Written by Alia Jones, Senior Library Services Assistant, Downtown Main Library
Hey Black Child
Do you know who you are
Who you really are
Do you know you can be
What you want to be
If you try to be
What you can be
-- “Hey Black Child” by Useni Eugene Perkins
In the midst of a global pandemic, Black people are experiencing fatigue, stress, grief, and anger at more loss of Black life. Coronavirus is hitting Black, Brown, and Native communities at devastating rates while Black and non-Black allies are protesting to remind the world that Black. Lives. Matter.
So how do we nourish Black joy? How can books be a safe space?
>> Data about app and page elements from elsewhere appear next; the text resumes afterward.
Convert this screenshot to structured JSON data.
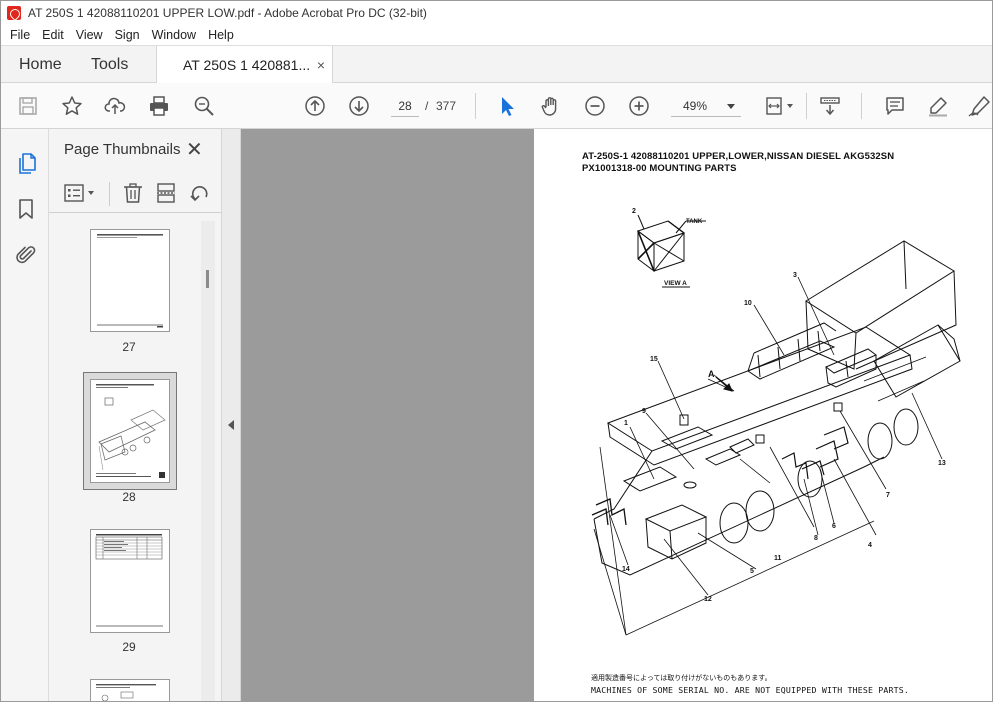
{
  "window": {
    "title": "AT 250S 1 42088110201 UPPER LOW.pdf - Adobe Acrobat Pro DC (32-bit)"
  },
  "menu": [
    "File",
    "Edit",
    "View",
    "Sign",
    "Window",
    "Help"
  ],
  "tabs": {
    "home": "Home",
    "tools": "Tools",
    "document": "AT 250S 1 420881...",
    "close_glyph": "×"
  },
  "toolbar": {
    "current_page": "28",
    "page_separator": "/",
    "total_pages": "377",
    "zoom": "49%"
  },
  "thumbnails_panel": {
    "title": "Page Thumbnails",
    "close_glyph": "✕",
    "pages": [
      {
        "number": "27"
      },
      {
        "number": "28",
        "selected": true
      },
      {
        "number": "29"
      }
    ]
  },
  "document_page": {
    "heading_line1": "AT-250S-1 42088110201 UPPER,LOWER,NISSAN DIESEL AKG532SN",
    "heading_line2": "PX1001318-00 MOUNTING PARTS",
    "view_label_tank": "TANK",
    "view_label": "VIEW A",
    "arrow_label": "A",
    "callouts": [
      "1",
      "2",
      "3",
      "4",
      "5",
      "6",
      "7",
      "8",
      "9",
      "10",
      "11",
      "12",
      "13",
      "14",
      "15"
    ],
    "footnote_jp": "適用製造番号によっては取り付けがないものもあります。",
    "footnote_en": "MACHINES OF SOME SERIAL NO. ARE NOT EQUIPPED WITH THESE PARTS."
  },
  "colors": {
    "acrobat_red": "#e0271d",
    "select_blue": "#1a73d9",
    "doc_background": "#9b9b9b"
  }
}
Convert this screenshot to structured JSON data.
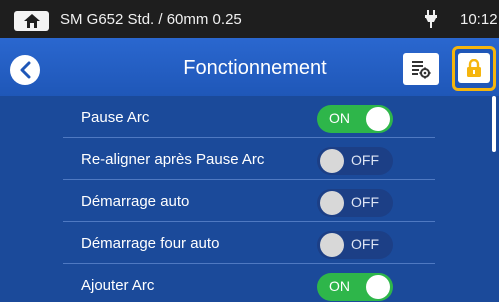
{
  "statusbar": {
    "home_icon": "home-icon",
    "profile": "SM G652 Std. / 60mm 0.25",
    "power_icon": "plug-icon",
    "time": "10:12"
  },
  "header": {
    "back_icon": "chevron-left-icon",
    "title": "Fonctionnement",
    "settings_icon": "list-settings-icon",
    "lock_icon": "lock-icon",
    "lock_highlight_color": "#f5b50e"
  },
  "settings": [
    {
      "label": "Pause Arc",
      "state": "ON"
    },
    {
      "label": "Re-aligner après Pause Arc",
      "state": "OFF"
    },
    {
      "label": "Démarrage auto",
      "state": "OFF"
    },
    {
      "label": "Démarrage four auto",
      "state": "OFF"
    },
    {
      "label": "Ajouter Arc",
      "state": "ON"
    }
  ],
  "colors": {
    "on": "#2eb64a",
    "off": "#1c3f86",
    "background": "#1b4a9a"
  }
}
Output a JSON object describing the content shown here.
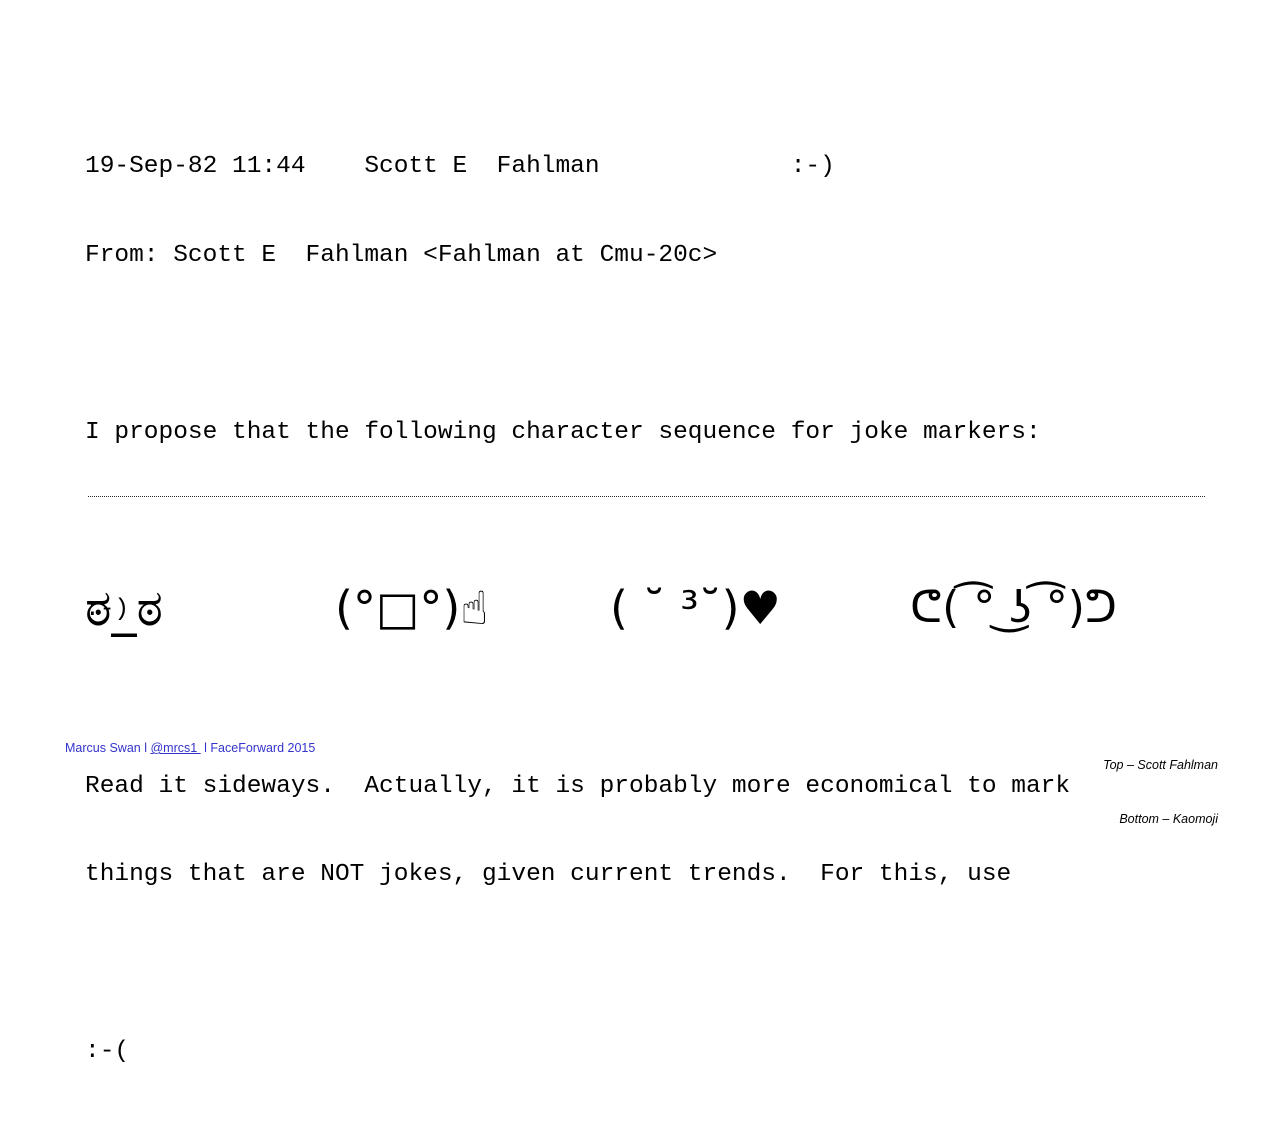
{
  "slide": {
    "background_color": "#ffffff",
    "text_color": "#000000"
  },
  "email": {
    "header_line": "19-Sep-82 11:44    Scott E  Fahlman             :-)",
    "from_line": "From: Scott E  Fahlman <Fahlman at Cmu-20c>",
    "proposal_line": "I propose that the following character sequence for joke markers:",
    "smiley": ":-)",
    "body_line_1": "Read it sideways.  Actually, it is probably more economical to mark",
    "body_line_2": "things that are NOT jokes, given current trends.  For this, use",
    "frowny": ":-("
  },
  "divider": {
    "style": "dotted",
    "color": "#2b2b2b"
  },
  "kaomoji": [
    {
      "name": "look-of-disapproval",
      "glyph": "ಠ_ಠ"
    },
    {
      "name": "table-flip-surprise",
      "glyph": "(°□°)☝"
    },
    {
      "name": "kissing-heart",
      "glyph": "( ˘ ³˘)♥"
    },
    {
      "name": "lenny-face-flex",
      "glyph": "ᕦ( ͡° ͜ʖ ͡°)ᕤ"
    }
  ],
  "footer": {
    "author": "Marcus Swan",
    "separator_1": " l ",
    "handle": "@mrcs1 ",
    "separator_2": " l ",
    "event": "FaceForward 2015",
    "color": "#3333cc"
  },
  "attribution": {
    "top_credit": "Top – Scott Fahlman",
    "bottom_credit": "Bottom – Kaomoji"
  }
}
One thing we can do during this time is to remind Black children that we see them, that we support them, and that they are loved.
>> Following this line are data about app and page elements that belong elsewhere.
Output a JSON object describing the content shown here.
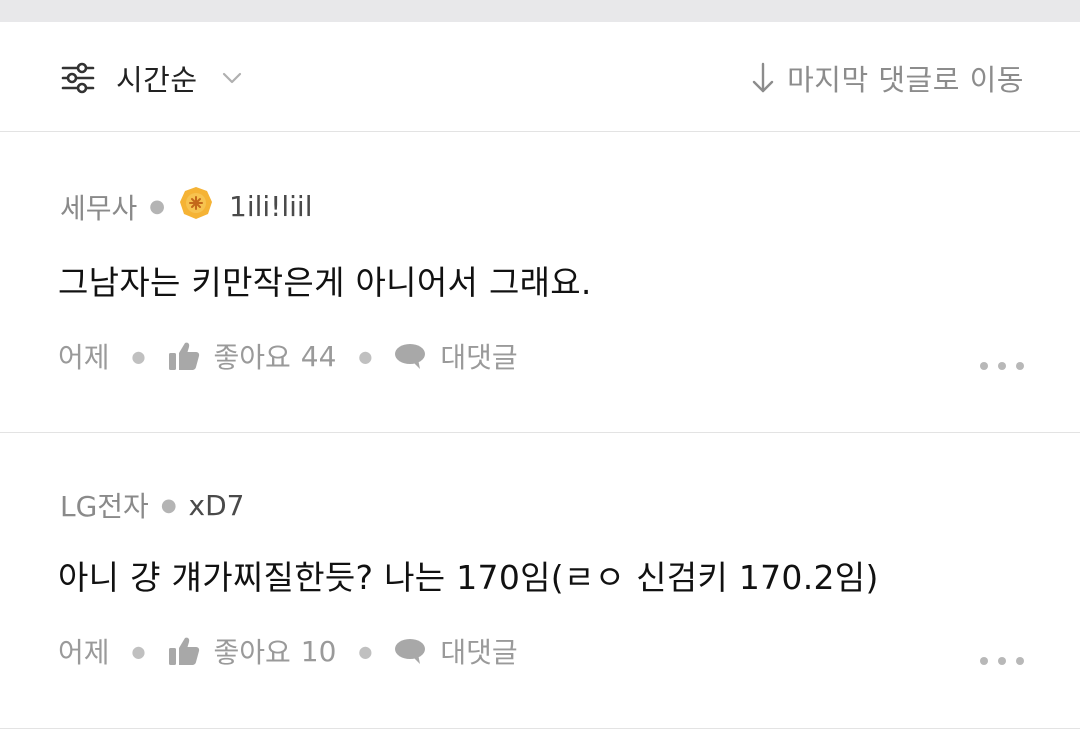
{
  "sort": {
    "label": "시간순",
    "icon": "filter-sliders-icon",
    "chevron": "chevron-down-icon"
  },
  "jump": {
    "label": "마지막 댓글로 이동",
    "icon": "arrow-down-icon"
  },
  "comments": [
    {
      "company": "세무사",
      "badge_icon": "gold-badge-icon",
      "nickname": "1ili!liil",
      "text": "그남자는 키만작은게 아니어서 그래요.",
      "time": "어제",
      "like_label": "좋아요",
      "like_count": "44",
      "reply_label": "대댓글"
    },
    {
      "company": "LG전자",
      "nickname": "xD7",
      "text": "아니 걍 걔가찌질한듯? 나는 170임(ㄹㅇ 신검키 170.2임)",
      "time": "어제",
      "like_label": "좋아요",
      "like_count": "10",
      "reply_label": "대댓글"
    }
  ],
  "colors": {
    "badge": "#F5B335",
    "muted": "#9A9A9A",
    "divider": "#E3E3E3",
    "top_strip": "#E8E8EA"
  }
}
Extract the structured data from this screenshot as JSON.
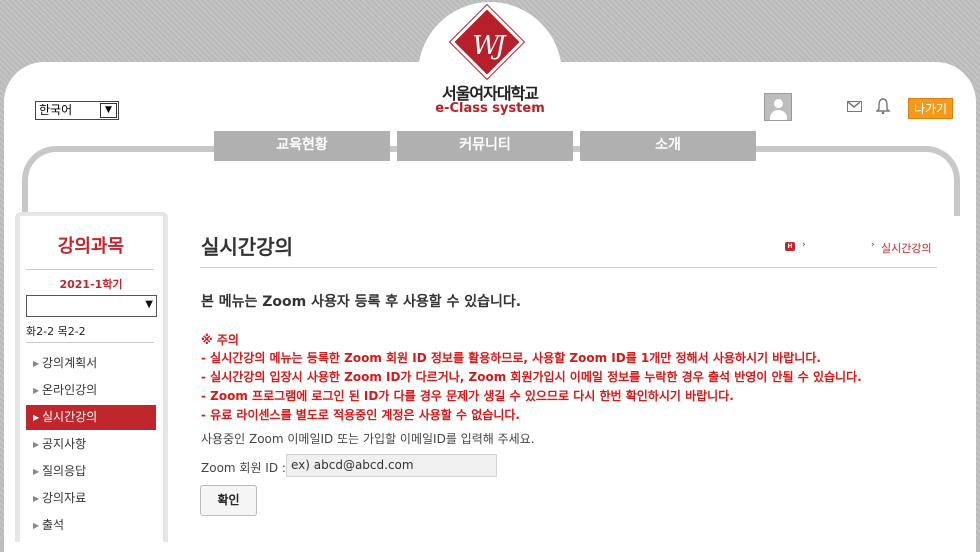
{
  "header": {
    "university_name": "서울여자대학교",
    "system_name": "e-Class system",
    "logo_mark": "WJ",
    "language": "한국어",
    "logout_label": "나가기"
  },
  "nav": {
    "tabs": [
      {
        "label": "교육현황"
      },
      {
        "label": "커뮤니티"
      },
      {
        "label": "소개"
      }
    ]
  },
  "sidebar": {
    "title": "강의과목",
    "term": "2021-1학기",
    "course_value": "",
    "schedule": "화2-2 목2-2",
    "items": [
      {
        "label": "강의계획서",
        "active": false
      },
      {
        "label": "온라인강의",
        "active": false
      },
      {
        "label": "실시간강의",
        "active": true
      },
      {
        "label": "공지사항",
        "active": false
      },
      {
        "label": "질의응답",
        "active": false
      },
      {
        "label": "강의자료",
        "active": false
      },
      {
        "label": "출석",
        "active": false
      }
    ]
  },
  "main": {
    "title": "실시간강의",
    "breadcrumb_home": "H",
    "breadcrumb_current": "실시간강의",
    "intro": "본 메뉴는 Zoom 사용자 등록 후 사용할 수 있습니다.",
    "warning_title": "※ 주의",
    "warnings": [
      "- 실시간강의 메뉴는 등록한 Zoom 회원 ID 정보를 활용하므로, 사용할 Zoom ID를 1개만 정해서 사용하시기 바랍니다.",
      "- 실시간강의 입장시 사용한 Zoom ID가 다르거나, Zoom 회원가입시 이메일 정보를 누락한 경우 출석 반영이 안될 수 있습니다.",
      "- Zoom 프로그램에 로그인 된 ID가 다를 경우 문제가 생길 수 있으므로 다시 한번 확인하시기 바랍니다.",
      "- 유료 라이센스를 별도로 적용중인 계정은 사용할 수 없습니다."
    ],
    "help_text": "사용중인 Zoom 이메일ID 또는 가입할 이메일ID를 입력해 주세요.",
    "id_label": "Zoom 회원 ID :",
    "id_placeholder": "ex) abcd@abcd.com",
    "confirm_label": "확인"
  },
  "colors": {
    "accent": "#c0272d",
    "warning": "#d11a1a",
    "logout": "#f39a1d",
    "nav_tab": "#b0b0b0"
  }
}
Dr. Rudine Sims Bishop speaks of “windows, mirrors & sliding glass doors” in children’s literature; it’s critical that children grow up seeing themselves reflected in the books they read, starting in infancy. I've highlighted some books in our Library collection that affirm Black childhood and encourage Black youth to dream, speak up, and get started on the path towards liberation.
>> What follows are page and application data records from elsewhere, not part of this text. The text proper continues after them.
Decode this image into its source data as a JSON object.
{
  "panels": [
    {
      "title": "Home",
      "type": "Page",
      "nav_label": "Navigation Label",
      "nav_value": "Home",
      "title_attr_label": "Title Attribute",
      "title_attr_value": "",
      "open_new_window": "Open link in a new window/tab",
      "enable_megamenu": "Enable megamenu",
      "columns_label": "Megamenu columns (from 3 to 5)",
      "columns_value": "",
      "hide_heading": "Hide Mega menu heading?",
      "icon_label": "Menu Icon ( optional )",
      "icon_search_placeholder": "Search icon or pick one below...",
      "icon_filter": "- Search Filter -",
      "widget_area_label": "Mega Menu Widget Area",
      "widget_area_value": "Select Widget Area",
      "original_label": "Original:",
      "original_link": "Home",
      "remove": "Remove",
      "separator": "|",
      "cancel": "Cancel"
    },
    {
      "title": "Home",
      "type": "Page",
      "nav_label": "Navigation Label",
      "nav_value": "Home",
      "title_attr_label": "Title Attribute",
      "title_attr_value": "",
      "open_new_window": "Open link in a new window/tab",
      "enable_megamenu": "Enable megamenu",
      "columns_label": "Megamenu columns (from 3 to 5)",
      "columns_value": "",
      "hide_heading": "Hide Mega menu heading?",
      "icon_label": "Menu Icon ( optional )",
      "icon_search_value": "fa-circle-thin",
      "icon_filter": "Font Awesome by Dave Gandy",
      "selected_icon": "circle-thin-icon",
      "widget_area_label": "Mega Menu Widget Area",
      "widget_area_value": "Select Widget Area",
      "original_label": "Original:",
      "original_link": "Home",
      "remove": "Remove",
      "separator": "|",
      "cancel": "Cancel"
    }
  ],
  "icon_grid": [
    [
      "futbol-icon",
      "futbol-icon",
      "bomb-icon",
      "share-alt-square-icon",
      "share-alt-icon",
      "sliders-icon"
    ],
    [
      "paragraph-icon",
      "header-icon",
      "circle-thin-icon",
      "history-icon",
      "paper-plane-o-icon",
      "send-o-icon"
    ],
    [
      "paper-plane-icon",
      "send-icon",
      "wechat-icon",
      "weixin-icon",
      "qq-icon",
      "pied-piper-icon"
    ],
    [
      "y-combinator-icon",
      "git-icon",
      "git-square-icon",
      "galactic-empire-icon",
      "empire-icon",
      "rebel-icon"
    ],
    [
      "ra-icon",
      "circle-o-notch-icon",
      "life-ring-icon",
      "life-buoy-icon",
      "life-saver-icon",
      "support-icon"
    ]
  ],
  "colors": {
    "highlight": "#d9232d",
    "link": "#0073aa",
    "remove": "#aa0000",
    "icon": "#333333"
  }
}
These books are available free at the Library.
Little Melba and Her Big Trombone
We Rise, We Resist, We Raise Our Voices
Thirteen Ways of Looking at A Black Boy